“The best actions that parents can take to protect their kids includes pulling their children out of public schools and deciding to put them in either private schools or homeschooling,” said Brad Dacus, president of the Pacific Justice Institute, a legal defense organization focused on parental rights. “That is the biggest backdoor for parents. Right now, many other parents have decided to simply just leave the state altogether.”
Other complaints, Dacus said, that he has heard, include parents of first and second graders who observed their children watching SpongeBob Squarepants cartoons, assigned by their teacher, about sexuality, same-sex relationships, and gender identity dysphoria.
“This is not productive, but actually potentially very harmful to a child who is working to solidify their gender identity and don’t need any adversity,” Dacus said. “It’s almost practically impossible for a parent to expect their child to go through K–12 in a California government school and still hold to their traditional beliefs or traditional religious beliefs.”
As such, Dacus has been assisting churches and community groups to start homeschool co-ops.

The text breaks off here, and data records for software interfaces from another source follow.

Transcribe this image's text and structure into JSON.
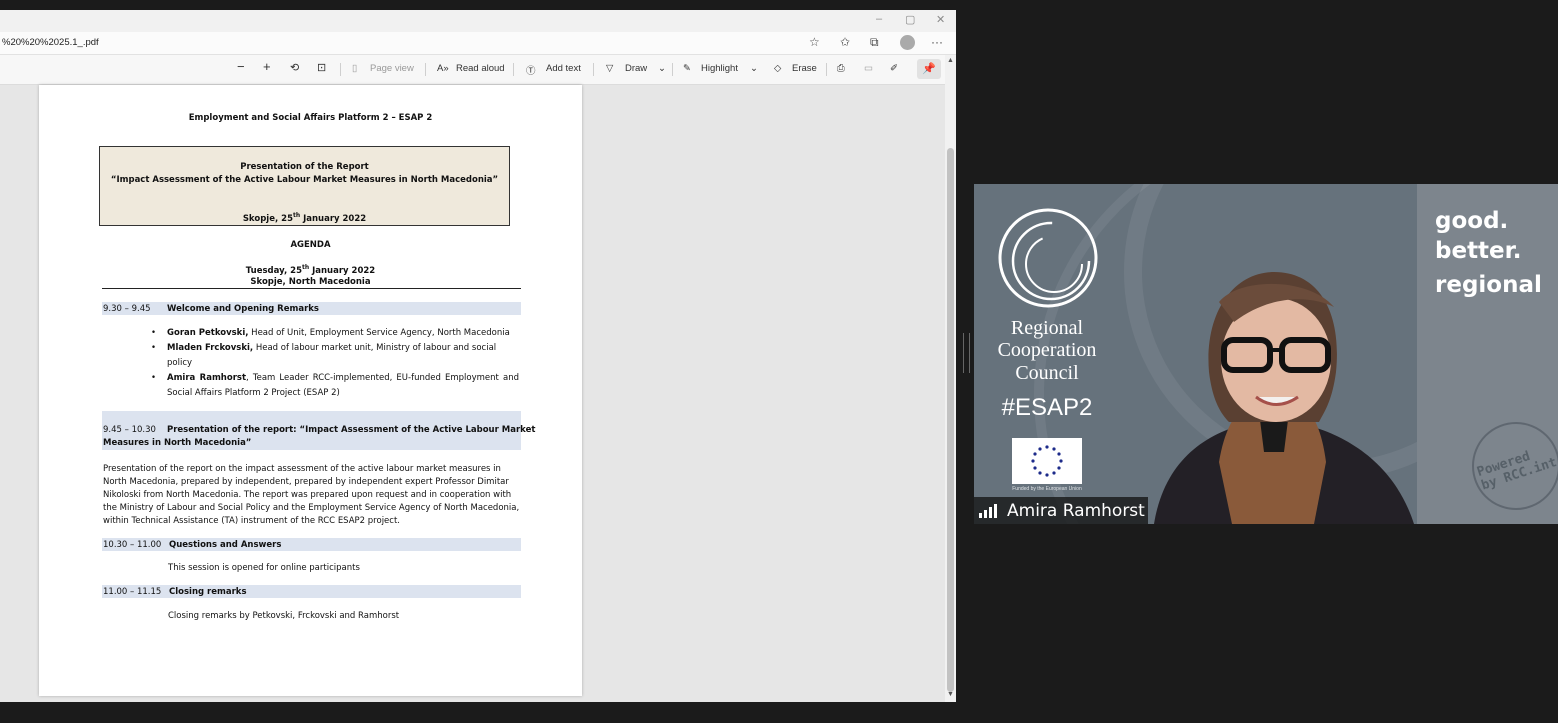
{
  "browser": {
    "url": "%20%20%2025.1_.pdf",
    "window_controls": [
      "–",
      "▢",
      "✕"
    ],
    "address_icons": [
      "favorite-add-icon",
      "favorites-icon",
      "collections-icon",
      "profile-icon",
      "more-icon"
    ],
    "more_label": "···"
  },
  "pdf_toolbar": {
    "zoom_out": "−",
    "zoom_in": "+",
    "page_view": "Page view",
    "read_aloud": "Read aloud",
    "add_text": "Add text",
    "draw": "Draw",
    "highlight": "Highlight",
    "erase": "Erase",
    "pin": "📌"
  },
  "document": {
    "header": "Employment and Social Affairs Platform 2 – ESAP 2",
    "box": {
      "line1": "Presentation of the Report",
      "line2": "“Impact Assessment of the Active Labour Market Measures in North Macedonia”",
      "place_date_prefix": "Skopje, 25",
      "place_date_sup": "th",
      "place_date_suffix": " January 2022"
    },
    "agenda_title": "AGENDA",
    "date_prefix": "Tuesday, 25",
    "date_sup": "th",
    "date_suffix": " January 2022",
    "location": "Skopje, North Macedonia",
    "sessions": [
      {
        "time": "9.30 – 9.45",
        "title": "Welcome and Opening Remarks",
        "speakers": [
          {
            "name": "Goran Petkovski,",
            "role": " Head of Unit, Employment Service Agency, North Macedonia"
          },
          {
            "name": "Mladen Frckovski,",
            "role": " Head of labour market unit, Ministry of labour and social policy"
          },
          {
            "name": "Amira Ramhorst",
            "role": ", Team Leader RCC-implemented, EU-funded Employment and Social Affairs Platform 2 Project (ESAP 2)"
          }
        ]
      },
      {
        "time": "9.45 – 10.30",
        "title": "Presentation of the report: “Impact Assessment of the Active Labour Market",
        "title_cont": "Measures in North Macedonia”",
        "description": "Presentation of the report on the impact assessment of the active labour market measures in North Macedonia, prepared by independent, prepared by independent expert Professor Dimitar Nikoloski from North Macedonia. The report was prepared upon request and in cooperation with the Ministry of Labour and Social Policy and the Employment Service Agency of North Macedonia, within Technical Assistance (TA) instrument of the RCC ESAP2 project."
      },
      {
        "time": "10.30 – 11.00",
        "title": "Questions and Answers",
        "note": "This session is opened for online participants"
      },
      {
        "time": "11.00 – 11.15",
        "title": "Closing remarks",
        "note": "Closing remarks by Petkovski, Frckovski and Ramhorst"
      }
    ]
  },
  "video": {
    "participant_name": "Amira Ramhorst",
    "org_line1": "Regional",
    "org_line2": "Cooperation",
    "org_line3": "Council",
    "hashtag": "#ESAP2",
    "eu_caption": "Funded by the European Union",
    "slogan": [
      "good.",
      "better.",
      "regional"
    ],
    "stamp_line1": "Powered",
    "stamp_line2": "by RCC.int",
    "colors": {
      "panel": "#66727c",
      "accent_panel": "#7d858d",
      "nameplate": "#141414"
    }
  }
}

As some parents are seeking alternative education options, they can “opt” their children out of the state’s instruction. An attempt to have a less-passive “opt-in” option for parents with children in sixth grade or younger failed to gain traction in Sacramento in 2020.
During a hearing on that piece of legislation, its sponsor Senator Mike Morrell (R-Rancho Cucamonga) warned parents—hundreds from across the state who had flown to the capitol for the hearing—to stay engaged regarding what is going on in California classrooms or else they would “lose control of the ability to raise their own children.”
“We are having our own private version of ‘Animal Farm,’” he said at the time, referring to George Orwell’s satire book on the road to totalitarianism. “Policymakers in this building want to raise your children.”